Items from an interface collection:
——
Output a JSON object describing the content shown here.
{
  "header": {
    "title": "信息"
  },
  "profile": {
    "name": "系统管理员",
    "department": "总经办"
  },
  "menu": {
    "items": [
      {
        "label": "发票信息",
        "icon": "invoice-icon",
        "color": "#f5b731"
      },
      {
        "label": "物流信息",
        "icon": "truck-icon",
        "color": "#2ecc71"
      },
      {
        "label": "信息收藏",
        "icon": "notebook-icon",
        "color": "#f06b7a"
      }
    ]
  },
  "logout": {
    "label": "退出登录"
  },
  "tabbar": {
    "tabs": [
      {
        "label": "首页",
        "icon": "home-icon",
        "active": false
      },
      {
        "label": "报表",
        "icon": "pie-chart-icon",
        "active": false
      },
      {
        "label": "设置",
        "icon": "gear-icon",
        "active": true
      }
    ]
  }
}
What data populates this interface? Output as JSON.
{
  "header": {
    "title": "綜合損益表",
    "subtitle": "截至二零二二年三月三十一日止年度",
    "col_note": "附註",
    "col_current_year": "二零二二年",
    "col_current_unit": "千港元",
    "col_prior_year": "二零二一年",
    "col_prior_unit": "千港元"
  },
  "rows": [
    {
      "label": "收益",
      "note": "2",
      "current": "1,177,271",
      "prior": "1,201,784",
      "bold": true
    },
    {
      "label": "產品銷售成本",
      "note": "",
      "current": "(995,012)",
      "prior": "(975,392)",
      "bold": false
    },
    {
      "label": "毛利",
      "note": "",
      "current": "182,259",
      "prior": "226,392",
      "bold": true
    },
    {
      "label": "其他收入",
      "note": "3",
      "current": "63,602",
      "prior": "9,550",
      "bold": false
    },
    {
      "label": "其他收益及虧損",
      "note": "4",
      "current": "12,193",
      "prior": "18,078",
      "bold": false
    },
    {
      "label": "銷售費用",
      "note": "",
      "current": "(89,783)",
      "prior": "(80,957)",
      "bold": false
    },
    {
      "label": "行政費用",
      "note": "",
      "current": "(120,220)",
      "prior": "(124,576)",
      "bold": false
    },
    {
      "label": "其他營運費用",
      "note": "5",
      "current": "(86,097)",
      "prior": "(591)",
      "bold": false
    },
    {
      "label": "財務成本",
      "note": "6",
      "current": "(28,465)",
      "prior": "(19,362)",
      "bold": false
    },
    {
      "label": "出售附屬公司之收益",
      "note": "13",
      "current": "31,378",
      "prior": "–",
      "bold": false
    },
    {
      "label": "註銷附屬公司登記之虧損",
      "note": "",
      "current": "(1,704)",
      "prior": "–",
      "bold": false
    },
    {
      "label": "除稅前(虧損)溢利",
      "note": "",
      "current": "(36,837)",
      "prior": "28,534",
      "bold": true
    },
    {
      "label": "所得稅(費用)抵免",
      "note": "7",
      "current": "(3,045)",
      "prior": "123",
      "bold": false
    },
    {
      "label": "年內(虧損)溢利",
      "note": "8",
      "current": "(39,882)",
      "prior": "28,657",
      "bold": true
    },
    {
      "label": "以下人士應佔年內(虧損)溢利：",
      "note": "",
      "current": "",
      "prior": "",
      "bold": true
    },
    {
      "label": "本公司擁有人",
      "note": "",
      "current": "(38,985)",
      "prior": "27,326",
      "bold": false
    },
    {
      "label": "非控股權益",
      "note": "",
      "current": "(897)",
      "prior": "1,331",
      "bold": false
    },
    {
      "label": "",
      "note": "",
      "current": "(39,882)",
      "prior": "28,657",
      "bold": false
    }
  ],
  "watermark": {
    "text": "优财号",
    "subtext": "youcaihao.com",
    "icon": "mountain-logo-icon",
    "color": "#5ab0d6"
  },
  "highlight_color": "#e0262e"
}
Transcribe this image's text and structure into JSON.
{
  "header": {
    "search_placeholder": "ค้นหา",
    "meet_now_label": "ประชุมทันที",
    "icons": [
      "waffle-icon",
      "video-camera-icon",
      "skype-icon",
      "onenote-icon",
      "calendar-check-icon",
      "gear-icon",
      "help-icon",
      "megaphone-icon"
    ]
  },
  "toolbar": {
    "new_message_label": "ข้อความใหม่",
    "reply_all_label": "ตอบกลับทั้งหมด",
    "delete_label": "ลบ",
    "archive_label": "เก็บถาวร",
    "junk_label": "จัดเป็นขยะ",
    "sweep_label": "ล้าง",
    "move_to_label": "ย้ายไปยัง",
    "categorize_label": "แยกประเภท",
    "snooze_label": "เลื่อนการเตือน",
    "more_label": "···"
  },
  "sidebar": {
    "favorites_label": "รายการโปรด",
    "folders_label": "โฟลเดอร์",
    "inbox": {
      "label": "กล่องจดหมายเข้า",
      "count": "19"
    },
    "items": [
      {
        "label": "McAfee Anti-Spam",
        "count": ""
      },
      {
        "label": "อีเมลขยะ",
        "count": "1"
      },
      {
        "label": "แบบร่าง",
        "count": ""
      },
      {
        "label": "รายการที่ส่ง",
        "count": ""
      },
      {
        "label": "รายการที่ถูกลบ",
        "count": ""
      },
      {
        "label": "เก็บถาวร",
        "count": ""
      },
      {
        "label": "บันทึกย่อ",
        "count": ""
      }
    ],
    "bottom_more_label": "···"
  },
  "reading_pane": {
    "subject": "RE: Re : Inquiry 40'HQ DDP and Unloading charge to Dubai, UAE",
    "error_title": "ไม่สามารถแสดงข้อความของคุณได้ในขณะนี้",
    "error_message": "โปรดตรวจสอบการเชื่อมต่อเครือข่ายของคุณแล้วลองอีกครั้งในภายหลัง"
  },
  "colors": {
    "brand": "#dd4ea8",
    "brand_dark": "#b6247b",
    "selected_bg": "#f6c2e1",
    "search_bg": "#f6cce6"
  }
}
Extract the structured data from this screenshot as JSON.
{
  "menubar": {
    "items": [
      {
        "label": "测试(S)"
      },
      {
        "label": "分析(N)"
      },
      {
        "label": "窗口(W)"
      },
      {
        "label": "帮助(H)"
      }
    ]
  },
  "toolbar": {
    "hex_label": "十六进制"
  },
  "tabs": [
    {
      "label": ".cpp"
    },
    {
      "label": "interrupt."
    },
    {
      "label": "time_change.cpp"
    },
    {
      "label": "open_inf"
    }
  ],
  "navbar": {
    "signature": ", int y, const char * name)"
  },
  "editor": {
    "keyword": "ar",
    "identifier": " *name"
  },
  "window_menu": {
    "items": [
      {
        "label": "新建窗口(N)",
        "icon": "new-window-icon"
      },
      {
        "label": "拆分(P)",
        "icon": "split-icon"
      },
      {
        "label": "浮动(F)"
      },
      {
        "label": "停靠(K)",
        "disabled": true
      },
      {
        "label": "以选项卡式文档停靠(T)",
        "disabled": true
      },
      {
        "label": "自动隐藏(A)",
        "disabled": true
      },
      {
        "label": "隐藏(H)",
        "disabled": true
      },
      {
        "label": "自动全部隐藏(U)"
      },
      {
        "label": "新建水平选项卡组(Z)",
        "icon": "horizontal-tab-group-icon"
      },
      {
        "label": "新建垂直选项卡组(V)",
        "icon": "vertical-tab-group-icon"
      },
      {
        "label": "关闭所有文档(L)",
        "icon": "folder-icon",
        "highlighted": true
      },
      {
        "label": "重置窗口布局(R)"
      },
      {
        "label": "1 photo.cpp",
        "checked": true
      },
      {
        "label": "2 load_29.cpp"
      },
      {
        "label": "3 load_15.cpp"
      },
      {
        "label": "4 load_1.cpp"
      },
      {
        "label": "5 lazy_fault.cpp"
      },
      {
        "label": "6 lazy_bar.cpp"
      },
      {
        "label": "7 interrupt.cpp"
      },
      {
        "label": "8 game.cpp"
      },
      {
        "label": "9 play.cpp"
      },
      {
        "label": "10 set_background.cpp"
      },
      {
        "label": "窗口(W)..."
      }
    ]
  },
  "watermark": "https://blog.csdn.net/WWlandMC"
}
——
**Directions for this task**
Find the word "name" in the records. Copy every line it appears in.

**Expected answer**
    "name": "系统管理员",
    "signature": ", int y, const char * name)"
    "identifier": " *name"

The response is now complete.